[Stored items]
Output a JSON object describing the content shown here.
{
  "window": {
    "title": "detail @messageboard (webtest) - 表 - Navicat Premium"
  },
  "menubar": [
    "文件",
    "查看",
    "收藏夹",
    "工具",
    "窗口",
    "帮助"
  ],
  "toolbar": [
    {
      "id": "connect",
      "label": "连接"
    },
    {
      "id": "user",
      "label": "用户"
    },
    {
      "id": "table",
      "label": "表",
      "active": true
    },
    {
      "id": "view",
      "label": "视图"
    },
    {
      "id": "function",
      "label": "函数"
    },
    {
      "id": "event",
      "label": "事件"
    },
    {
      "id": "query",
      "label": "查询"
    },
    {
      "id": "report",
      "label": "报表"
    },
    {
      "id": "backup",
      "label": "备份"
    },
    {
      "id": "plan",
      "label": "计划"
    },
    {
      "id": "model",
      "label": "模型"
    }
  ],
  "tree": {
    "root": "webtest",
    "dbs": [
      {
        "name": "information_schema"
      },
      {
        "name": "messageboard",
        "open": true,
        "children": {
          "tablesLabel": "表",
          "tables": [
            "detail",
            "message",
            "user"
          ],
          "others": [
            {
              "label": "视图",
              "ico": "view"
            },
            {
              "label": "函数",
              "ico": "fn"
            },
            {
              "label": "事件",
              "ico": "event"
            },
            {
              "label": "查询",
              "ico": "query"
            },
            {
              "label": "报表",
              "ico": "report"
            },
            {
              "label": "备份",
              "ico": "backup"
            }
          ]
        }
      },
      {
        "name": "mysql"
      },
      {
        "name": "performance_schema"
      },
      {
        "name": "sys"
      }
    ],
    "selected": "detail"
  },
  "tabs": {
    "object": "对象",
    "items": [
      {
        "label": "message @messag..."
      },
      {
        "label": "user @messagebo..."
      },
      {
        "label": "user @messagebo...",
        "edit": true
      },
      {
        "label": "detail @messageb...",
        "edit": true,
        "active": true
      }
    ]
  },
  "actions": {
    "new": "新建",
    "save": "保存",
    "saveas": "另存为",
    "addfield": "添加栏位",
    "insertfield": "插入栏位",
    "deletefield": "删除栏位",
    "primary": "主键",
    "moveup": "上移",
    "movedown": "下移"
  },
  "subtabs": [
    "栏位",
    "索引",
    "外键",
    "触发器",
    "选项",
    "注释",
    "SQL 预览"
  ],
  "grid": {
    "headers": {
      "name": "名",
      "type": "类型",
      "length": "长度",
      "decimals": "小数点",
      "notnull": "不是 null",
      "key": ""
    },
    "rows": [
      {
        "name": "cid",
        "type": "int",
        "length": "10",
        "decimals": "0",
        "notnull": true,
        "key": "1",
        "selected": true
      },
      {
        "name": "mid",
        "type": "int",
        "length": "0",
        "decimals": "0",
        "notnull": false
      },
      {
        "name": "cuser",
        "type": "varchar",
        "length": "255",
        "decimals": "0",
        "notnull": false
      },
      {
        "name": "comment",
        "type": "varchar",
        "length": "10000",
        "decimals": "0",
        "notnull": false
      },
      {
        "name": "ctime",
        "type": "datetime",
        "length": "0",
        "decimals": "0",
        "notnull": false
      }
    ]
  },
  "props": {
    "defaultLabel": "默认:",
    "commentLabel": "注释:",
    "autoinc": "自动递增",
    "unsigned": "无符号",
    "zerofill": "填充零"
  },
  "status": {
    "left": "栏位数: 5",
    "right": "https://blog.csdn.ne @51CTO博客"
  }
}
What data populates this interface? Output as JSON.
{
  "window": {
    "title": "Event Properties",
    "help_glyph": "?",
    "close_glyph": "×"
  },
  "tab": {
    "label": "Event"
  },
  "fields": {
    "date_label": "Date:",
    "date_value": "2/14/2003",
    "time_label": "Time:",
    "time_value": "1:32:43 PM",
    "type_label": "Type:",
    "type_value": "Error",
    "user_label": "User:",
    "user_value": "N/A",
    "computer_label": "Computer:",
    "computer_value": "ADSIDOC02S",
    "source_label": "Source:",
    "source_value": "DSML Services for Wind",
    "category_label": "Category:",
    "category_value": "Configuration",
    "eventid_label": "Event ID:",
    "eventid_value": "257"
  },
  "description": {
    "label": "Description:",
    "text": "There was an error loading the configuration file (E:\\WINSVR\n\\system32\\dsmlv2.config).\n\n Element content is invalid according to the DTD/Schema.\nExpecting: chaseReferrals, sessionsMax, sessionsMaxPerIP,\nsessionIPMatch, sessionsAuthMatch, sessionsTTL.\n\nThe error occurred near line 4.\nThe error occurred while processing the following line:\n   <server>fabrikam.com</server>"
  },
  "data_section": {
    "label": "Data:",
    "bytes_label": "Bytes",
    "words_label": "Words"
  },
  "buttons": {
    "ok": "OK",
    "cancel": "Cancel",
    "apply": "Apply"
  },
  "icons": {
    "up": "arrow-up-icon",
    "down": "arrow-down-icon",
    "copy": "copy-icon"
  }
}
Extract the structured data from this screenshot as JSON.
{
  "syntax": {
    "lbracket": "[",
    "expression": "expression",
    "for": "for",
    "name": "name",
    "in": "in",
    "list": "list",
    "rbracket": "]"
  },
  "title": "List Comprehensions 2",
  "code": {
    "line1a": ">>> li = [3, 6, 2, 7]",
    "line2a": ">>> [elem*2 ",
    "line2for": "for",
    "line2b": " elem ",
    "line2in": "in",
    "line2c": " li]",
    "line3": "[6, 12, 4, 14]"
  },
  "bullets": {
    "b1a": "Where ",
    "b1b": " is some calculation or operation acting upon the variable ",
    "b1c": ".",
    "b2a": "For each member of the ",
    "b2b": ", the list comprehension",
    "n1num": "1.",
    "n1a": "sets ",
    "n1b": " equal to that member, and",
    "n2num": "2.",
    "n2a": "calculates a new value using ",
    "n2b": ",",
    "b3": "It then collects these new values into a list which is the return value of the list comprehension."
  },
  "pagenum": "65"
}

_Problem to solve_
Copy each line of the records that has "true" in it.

_Answer section_
      "active": true
        "open": true,
        "edit": true
        "edit": true,
        "active": true
        "notnull": true,
        "selected": true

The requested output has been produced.